WHAT YOU NEED TO DO:
Please write out exactly the line containing "Read all visible content and emit it as JSON." below and every line after it, through the last one, but leave out any pictures.

Entries taken from a collection:
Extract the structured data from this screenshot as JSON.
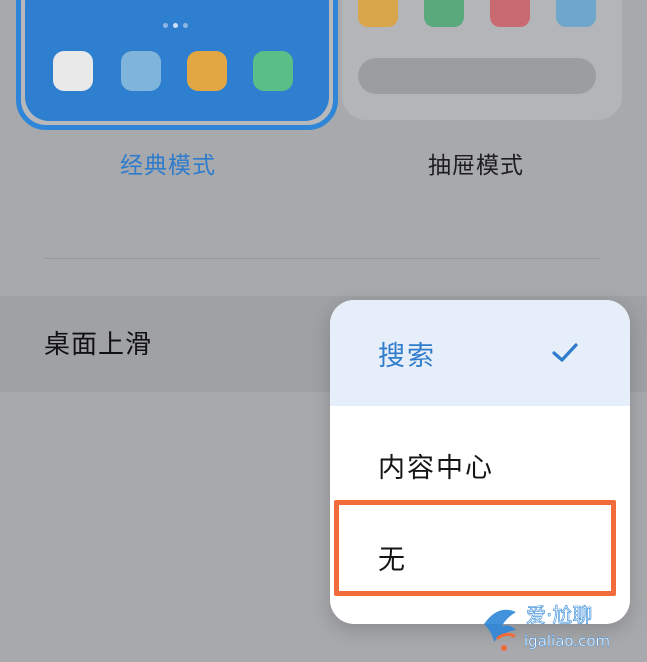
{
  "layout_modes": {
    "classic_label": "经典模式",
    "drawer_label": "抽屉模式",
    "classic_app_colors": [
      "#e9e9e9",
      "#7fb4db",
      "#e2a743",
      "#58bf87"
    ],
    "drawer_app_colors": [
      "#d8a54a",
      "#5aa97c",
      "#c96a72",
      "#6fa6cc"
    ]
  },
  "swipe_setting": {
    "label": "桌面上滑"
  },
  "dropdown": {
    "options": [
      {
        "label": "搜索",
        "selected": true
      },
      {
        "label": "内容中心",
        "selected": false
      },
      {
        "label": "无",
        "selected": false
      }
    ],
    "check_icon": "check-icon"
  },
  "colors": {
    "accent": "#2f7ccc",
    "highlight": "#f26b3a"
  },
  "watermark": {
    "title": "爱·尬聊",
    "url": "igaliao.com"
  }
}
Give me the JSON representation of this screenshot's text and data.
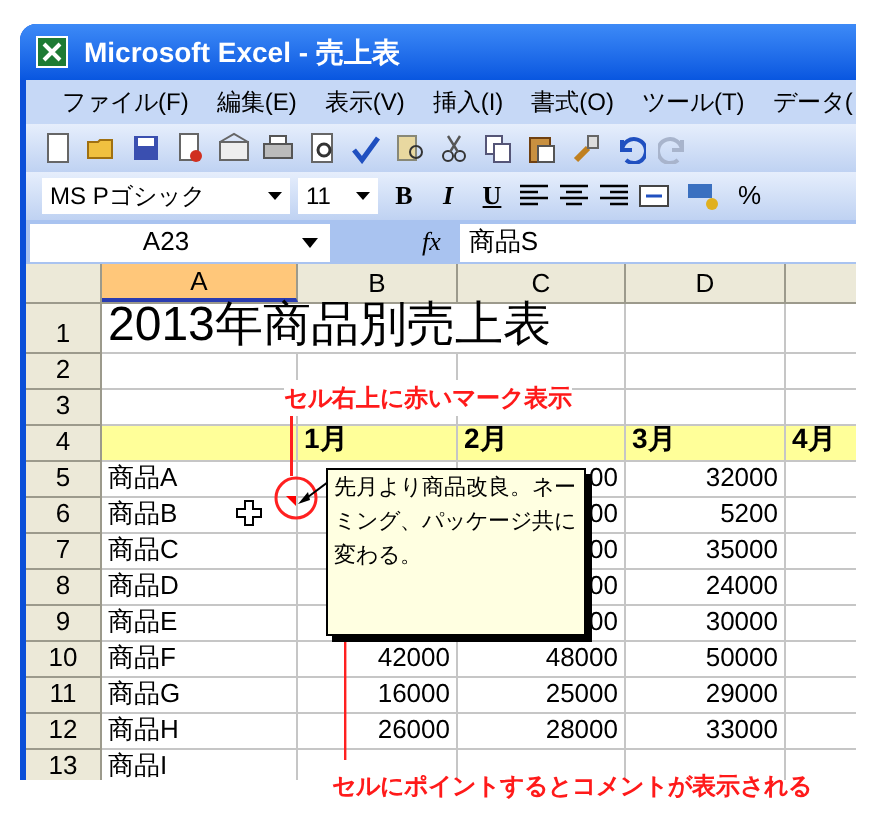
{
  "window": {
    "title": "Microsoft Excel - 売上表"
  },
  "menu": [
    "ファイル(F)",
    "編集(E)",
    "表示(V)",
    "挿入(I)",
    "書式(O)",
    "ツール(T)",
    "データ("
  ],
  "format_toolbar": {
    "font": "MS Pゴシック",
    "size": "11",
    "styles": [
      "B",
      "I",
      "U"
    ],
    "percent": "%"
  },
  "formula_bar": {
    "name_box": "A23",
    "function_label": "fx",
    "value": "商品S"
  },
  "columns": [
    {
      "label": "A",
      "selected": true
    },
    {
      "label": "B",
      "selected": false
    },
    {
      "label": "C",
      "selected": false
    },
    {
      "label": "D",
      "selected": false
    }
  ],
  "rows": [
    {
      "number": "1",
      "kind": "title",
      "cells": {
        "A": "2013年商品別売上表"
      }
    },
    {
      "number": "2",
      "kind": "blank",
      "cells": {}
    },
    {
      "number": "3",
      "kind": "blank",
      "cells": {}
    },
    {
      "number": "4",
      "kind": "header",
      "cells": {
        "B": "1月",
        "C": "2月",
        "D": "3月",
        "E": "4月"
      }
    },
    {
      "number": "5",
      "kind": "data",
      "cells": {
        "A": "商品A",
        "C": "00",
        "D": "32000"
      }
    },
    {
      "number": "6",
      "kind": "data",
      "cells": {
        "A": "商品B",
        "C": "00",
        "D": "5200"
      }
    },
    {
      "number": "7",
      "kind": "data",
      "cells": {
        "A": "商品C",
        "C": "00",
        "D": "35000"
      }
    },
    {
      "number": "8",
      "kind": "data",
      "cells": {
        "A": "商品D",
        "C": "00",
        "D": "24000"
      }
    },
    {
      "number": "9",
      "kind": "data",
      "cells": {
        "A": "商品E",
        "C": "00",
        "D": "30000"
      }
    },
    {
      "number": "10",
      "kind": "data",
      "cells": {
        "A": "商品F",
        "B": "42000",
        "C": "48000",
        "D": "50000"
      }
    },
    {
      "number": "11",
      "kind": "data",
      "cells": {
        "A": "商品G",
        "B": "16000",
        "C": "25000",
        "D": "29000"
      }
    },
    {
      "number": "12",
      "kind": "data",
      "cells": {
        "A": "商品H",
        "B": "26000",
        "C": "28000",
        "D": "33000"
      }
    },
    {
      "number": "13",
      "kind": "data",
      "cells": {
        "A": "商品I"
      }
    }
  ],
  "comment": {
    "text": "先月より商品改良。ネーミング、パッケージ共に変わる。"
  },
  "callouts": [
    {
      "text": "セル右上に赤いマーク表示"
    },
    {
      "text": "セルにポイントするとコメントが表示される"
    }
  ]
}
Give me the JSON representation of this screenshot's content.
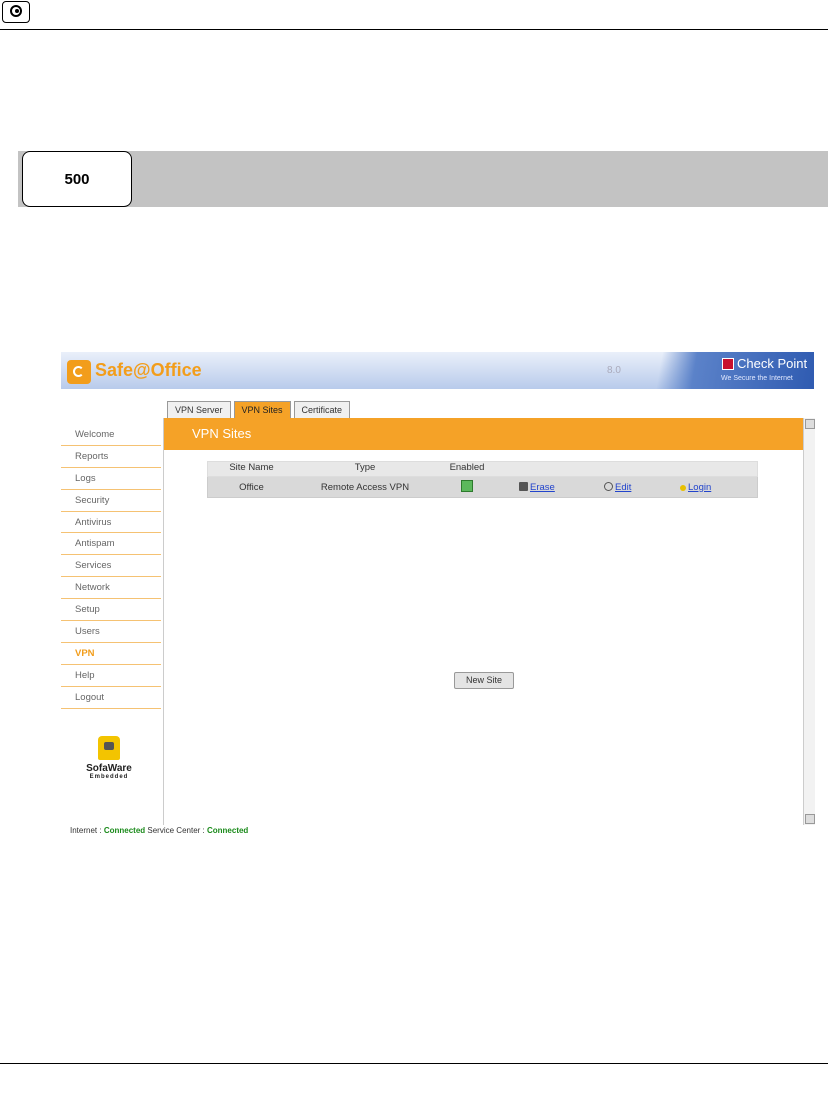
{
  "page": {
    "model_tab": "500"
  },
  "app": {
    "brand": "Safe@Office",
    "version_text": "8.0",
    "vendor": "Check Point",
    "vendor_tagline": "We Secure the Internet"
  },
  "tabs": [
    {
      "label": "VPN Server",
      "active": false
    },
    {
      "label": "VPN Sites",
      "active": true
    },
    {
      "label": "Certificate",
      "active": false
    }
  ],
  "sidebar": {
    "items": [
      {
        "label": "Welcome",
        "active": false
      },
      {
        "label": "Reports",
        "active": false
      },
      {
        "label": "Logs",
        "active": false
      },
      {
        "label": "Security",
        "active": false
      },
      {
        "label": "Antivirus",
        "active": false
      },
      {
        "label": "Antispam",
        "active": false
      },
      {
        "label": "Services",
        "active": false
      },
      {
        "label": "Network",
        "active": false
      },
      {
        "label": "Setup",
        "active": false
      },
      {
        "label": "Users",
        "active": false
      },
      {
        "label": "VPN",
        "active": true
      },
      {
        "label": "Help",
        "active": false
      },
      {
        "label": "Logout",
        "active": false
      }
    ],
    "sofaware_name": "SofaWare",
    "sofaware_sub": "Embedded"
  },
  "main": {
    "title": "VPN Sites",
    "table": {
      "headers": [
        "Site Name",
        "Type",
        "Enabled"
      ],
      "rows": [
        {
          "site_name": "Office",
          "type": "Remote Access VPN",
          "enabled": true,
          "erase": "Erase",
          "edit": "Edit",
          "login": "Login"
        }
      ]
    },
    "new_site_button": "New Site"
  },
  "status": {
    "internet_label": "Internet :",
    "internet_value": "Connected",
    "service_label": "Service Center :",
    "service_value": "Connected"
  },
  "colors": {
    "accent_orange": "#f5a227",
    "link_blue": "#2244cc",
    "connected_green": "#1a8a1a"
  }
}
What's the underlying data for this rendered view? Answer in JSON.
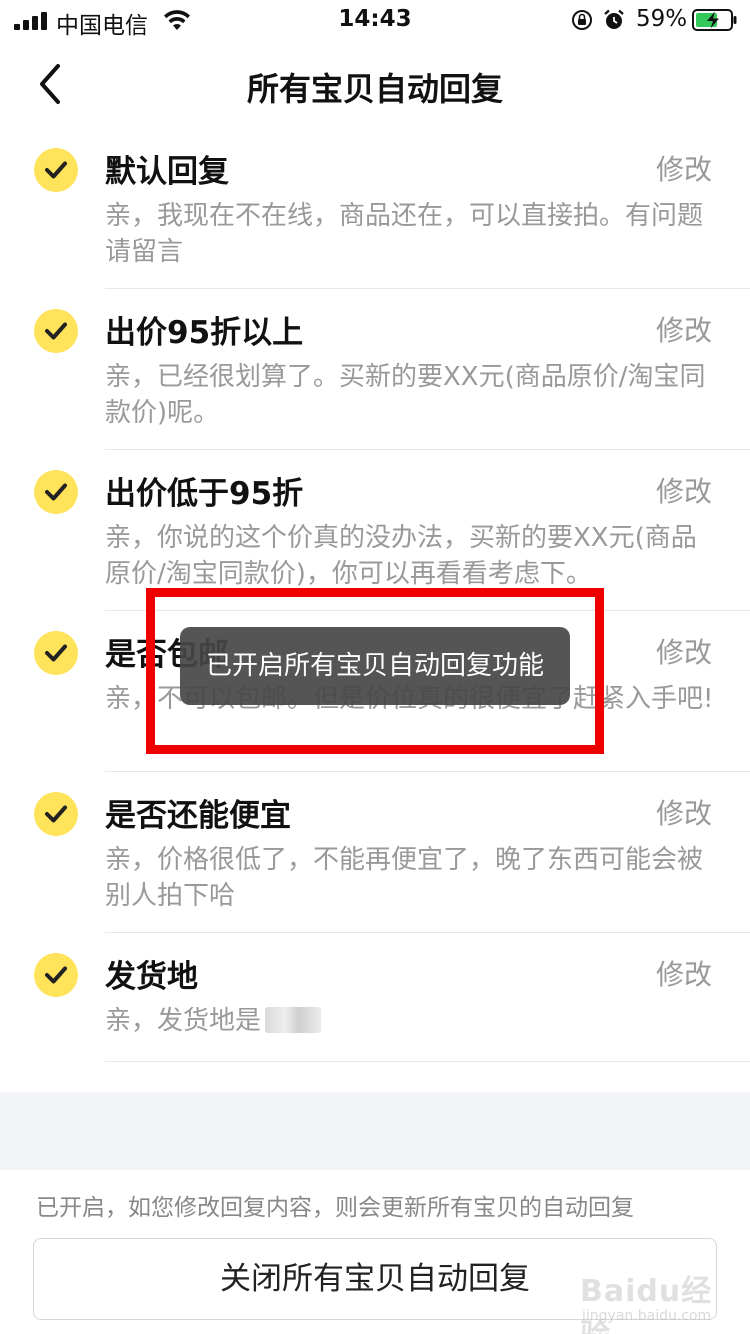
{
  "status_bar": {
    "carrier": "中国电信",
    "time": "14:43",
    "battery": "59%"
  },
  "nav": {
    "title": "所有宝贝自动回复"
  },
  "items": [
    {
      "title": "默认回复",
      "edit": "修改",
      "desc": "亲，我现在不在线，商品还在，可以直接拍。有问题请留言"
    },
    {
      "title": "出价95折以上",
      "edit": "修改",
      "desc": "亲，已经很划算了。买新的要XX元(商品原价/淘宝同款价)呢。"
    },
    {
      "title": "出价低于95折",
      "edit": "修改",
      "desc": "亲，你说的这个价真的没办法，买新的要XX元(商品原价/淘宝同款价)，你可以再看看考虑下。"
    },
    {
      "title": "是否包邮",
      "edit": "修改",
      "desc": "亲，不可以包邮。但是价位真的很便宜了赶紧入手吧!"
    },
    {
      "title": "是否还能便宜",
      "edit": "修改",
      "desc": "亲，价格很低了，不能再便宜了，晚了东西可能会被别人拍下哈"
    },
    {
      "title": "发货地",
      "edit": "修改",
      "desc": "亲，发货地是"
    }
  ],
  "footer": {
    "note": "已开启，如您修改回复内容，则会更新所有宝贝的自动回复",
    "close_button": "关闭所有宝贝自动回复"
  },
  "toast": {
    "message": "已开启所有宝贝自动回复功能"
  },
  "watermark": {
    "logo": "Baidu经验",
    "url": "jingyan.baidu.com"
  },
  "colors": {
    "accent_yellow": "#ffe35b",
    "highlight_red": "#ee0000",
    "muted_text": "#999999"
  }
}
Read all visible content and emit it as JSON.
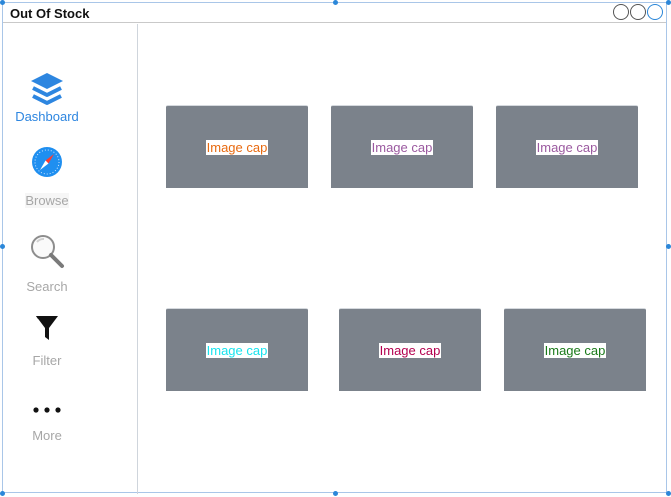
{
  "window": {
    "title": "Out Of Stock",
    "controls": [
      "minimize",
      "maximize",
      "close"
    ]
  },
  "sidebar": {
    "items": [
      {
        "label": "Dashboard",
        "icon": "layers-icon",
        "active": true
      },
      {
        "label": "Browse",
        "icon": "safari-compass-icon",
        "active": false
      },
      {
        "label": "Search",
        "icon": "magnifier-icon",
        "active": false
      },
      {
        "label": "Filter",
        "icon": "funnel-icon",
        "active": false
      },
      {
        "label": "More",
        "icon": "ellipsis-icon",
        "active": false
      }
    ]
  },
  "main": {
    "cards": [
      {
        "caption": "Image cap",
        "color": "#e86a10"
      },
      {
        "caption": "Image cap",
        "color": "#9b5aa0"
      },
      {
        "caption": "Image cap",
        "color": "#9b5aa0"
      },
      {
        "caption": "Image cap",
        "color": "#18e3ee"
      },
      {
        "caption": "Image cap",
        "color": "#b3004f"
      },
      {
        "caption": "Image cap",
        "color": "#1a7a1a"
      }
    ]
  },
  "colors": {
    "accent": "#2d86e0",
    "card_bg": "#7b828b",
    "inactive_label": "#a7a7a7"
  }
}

REPLY:
Read all visible content and emit it as JSON.
{
  "window": {
    "title": "Out Of Stock",
    "controls": [
      "minimize",
      "maximize",
      "close"
    ]
  },
  "sidebar": {
    "items": [
      {
        "label": "Dashboard",
        "icon": "layers-icon",
        "active": true
      },
      {
        "label": "Browse",
        "icon": "safari-compass-icon",
        "active": false
      },
      {
        "label": "Search",
        "icon": "magnifier-icon",
        "active": false
      },
      {
        "label": "Filter",
        "icon": "funnel-icon",
        "active": false
      },
      {
        "label": "More",
        "icon": "ellipsis-icon",
        "active": false
      }
    ]
  },
  "main": {
    "cards": [
      {
        "caption": "Image cap",
        "color": "#e86a10"
      },
      {
        "caption": "Image cap",
        "color": "#9b5aa0"
      },
      {
        "caption": "Image cap",
        "color": "#9b5aa0"
      },
      {
        "caption": "Image cap",
        "color": "#18e3ee"
      },
      {
        "caption": "Image cap",
        "color": "#b3004f"
      },
      {
        "caption": "Image cap",
        "color": "#1a7a1a"
      }
    ]
  },
  "colors": {
    "accent": "#2d86e0",
    "card_bg": "#7b828b",
    "inactive_label": "#a7a7a7"
  }
}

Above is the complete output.